Id. at 6, J.A. 155. FERC concluded that these changed circumstances rendered FGT's change in policy both "reasonable and within its legitimate managerial prerogative." Id.
The Commission's first explanation is unacceptable. In essence, it asserts that an interpretation of Tariff II that would treat new and existing customers differently is presumptively discriminatory. This position contradicts, without explanation, the one set forth in the Commission's Statement of Lateral Line Policy in Rate Schedules Filed by Natural Gas Pipeline Companies, which asserts that " [t]here is nothing inherently objectionable in a policy statement which creates separate sets of criteria with respect to new and existing purchasers...." 40 F.P.C. 46, 48 (1968).
Nevertheless, thanks in large part to the more ample discussion contained in the FERC and Intervenor briefs, we are able to discern, in the Commission's second rationale, an acceptable basis for its decision: When a natural gas transmission pipeline is engaged in a major expansion, it will provide inducements in order to tie new markets into its system; at the same time, its ability to spread the cost of a major expansion over a larger base of customers will enable it to achieve savings in the unit price of the gas it sells.

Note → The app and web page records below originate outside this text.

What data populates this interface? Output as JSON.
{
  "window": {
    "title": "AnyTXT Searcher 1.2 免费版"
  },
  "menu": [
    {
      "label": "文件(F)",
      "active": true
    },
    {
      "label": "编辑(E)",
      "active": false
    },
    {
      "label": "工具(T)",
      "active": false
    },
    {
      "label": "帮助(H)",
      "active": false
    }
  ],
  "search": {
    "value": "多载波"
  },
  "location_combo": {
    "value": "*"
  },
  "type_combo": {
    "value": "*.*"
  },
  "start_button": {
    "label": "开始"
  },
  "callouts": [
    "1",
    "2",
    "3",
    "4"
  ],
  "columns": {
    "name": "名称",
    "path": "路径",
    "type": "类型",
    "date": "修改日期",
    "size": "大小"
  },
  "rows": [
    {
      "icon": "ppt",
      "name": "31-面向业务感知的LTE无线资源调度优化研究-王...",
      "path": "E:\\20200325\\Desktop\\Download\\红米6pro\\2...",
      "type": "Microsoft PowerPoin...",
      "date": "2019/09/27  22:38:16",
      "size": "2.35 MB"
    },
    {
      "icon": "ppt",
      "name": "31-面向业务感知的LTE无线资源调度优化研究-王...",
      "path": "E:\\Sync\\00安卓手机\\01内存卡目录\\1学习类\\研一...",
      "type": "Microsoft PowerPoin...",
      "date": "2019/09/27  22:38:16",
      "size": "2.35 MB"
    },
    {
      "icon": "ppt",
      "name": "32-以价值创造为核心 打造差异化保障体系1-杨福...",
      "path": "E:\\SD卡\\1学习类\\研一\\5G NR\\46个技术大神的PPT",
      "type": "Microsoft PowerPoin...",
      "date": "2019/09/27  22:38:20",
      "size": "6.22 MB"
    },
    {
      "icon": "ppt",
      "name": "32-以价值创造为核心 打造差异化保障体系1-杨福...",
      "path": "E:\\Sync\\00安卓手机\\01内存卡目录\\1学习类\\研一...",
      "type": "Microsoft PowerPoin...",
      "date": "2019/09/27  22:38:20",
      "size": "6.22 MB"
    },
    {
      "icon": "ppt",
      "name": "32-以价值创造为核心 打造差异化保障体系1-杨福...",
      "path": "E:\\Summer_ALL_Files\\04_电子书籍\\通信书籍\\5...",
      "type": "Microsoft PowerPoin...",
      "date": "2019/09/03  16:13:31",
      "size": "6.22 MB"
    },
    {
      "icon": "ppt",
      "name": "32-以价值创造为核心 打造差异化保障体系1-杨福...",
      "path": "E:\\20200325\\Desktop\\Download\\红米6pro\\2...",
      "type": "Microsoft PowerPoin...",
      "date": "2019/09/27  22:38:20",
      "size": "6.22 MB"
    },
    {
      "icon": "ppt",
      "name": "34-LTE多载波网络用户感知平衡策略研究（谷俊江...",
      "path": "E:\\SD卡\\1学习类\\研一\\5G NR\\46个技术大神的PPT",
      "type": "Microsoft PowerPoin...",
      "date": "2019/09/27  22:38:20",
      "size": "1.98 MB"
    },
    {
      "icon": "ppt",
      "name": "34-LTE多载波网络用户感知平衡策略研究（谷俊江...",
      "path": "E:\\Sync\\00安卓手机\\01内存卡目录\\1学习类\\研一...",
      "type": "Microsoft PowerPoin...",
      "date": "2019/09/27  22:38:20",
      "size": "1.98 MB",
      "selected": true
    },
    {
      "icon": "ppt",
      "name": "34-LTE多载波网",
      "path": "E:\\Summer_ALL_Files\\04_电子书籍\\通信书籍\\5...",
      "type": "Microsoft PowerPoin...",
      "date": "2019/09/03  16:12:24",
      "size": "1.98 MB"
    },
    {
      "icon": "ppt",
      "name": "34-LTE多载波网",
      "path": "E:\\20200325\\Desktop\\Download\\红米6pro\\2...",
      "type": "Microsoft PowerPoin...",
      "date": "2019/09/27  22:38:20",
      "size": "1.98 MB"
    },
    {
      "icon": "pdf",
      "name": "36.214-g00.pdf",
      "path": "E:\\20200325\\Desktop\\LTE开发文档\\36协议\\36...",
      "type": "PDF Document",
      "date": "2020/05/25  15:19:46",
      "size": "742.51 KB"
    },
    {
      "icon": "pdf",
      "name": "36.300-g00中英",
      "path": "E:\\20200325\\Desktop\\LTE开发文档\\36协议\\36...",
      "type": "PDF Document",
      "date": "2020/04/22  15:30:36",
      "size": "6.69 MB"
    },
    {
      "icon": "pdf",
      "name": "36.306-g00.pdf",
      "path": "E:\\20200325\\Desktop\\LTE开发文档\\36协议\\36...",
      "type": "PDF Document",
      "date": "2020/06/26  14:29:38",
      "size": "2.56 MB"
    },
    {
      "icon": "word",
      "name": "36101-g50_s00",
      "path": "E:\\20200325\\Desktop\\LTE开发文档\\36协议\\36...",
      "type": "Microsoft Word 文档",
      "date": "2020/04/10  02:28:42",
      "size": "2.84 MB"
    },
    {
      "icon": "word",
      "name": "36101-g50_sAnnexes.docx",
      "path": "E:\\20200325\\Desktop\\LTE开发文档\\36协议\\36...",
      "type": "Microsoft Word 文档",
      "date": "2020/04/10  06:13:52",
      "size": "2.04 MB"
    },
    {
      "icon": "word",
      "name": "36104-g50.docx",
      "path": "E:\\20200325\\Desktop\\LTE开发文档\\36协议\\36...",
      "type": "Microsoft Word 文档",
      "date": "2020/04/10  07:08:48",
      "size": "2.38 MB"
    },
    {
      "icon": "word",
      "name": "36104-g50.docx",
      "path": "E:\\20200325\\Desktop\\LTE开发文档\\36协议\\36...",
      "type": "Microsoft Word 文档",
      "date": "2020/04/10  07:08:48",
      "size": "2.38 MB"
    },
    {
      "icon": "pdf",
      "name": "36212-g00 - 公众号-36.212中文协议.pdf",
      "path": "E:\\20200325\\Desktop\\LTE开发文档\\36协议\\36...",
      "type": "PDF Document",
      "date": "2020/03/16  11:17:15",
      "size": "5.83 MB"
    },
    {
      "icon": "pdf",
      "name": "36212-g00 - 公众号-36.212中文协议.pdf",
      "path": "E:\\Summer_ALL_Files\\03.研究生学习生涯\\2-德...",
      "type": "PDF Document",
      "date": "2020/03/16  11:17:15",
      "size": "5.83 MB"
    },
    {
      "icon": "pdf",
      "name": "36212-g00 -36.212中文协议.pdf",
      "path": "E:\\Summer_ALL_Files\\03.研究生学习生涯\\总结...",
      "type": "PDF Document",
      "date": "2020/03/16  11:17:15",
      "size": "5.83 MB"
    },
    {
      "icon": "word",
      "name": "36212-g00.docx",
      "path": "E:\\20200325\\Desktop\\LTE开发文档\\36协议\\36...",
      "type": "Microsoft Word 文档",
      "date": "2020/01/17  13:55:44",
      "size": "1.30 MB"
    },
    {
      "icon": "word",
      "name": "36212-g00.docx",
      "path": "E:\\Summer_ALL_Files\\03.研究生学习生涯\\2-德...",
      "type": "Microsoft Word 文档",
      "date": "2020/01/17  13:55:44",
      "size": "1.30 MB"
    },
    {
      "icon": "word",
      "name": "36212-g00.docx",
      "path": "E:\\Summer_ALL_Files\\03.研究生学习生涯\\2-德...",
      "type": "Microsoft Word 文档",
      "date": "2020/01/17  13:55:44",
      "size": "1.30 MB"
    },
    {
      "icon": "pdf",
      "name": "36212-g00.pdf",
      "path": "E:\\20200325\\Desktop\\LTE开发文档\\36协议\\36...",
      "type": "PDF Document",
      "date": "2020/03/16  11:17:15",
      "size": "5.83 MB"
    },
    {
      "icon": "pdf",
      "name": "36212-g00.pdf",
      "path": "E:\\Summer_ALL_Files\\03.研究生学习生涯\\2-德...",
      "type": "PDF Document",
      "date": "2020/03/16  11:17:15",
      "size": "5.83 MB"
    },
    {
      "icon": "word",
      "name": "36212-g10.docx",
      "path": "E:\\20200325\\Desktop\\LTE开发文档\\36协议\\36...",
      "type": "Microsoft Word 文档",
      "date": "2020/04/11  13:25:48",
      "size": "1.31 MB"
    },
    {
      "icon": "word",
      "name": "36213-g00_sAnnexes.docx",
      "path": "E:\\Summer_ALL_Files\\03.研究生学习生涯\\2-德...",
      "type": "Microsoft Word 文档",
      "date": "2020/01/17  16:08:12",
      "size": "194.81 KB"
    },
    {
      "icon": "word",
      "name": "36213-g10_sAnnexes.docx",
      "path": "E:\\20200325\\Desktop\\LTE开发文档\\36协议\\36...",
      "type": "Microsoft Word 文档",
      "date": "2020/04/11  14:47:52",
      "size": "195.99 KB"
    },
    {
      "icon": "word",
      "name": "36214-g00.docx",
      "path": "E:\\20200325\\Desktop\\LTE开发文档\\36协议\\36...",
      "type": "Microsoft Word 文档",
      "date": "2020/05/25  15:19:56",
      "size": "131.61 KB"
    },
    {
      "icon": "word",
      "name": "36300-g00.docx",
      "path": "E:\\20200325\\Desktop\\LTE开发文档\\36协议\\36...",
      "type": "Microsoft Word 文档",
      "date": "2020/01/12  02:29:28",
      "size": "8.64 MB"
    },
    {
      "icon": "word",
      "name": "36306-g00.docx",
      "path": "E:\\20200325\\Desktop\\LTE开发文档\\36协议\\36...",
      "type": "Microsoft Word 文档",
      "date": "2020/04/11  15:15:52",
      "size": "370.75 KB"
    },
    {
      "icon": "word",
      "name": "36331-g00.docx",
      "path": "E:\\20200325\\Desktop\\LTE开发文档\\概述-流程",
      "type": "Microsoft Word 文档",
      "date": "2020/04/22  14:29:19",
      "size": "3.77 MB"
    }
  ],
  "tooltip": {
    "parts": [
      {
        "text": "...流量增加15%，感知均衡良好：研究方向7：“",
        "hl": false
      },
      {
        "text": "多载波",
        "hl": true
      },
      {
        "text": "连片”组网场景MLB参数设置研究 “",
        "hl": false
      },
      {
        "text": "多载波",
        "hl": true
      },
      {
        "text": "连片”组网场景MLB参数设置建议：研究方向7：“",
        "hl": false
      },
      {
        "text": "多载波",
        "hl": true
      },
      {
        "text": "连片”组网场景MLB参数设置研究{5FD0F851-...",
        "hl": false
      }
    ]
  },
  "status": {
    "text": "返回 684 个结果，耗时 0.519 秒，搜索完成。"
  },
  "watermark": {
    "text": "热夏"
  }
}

When a pipeline is operating at capacity, however, the addition of a new customer will not accrue to the benefit of the system as a whole, and pipeline management may properly expect a new consumer to absorb the full cost of the service it seeks.
We agree with the Commission that it is not here relevant that FGT has filed an application for a waiver of its present lateral payment policy (the one existing under the successor tariff to Tariff II), which explicitly requires new as well as existing customers to finance laterals, because that application contemplates a new period of expansion. We note, however, that should the application be granted, there is nothing to prevent Consolidated from seeking FGT payment for its lateral at that time.
Although the meagerness of FERC's explanation tempts us to remand the case yet again, considerations of judicial economy counsel against our doing so. Accordingly, for the reasons herein stated, the petition for review is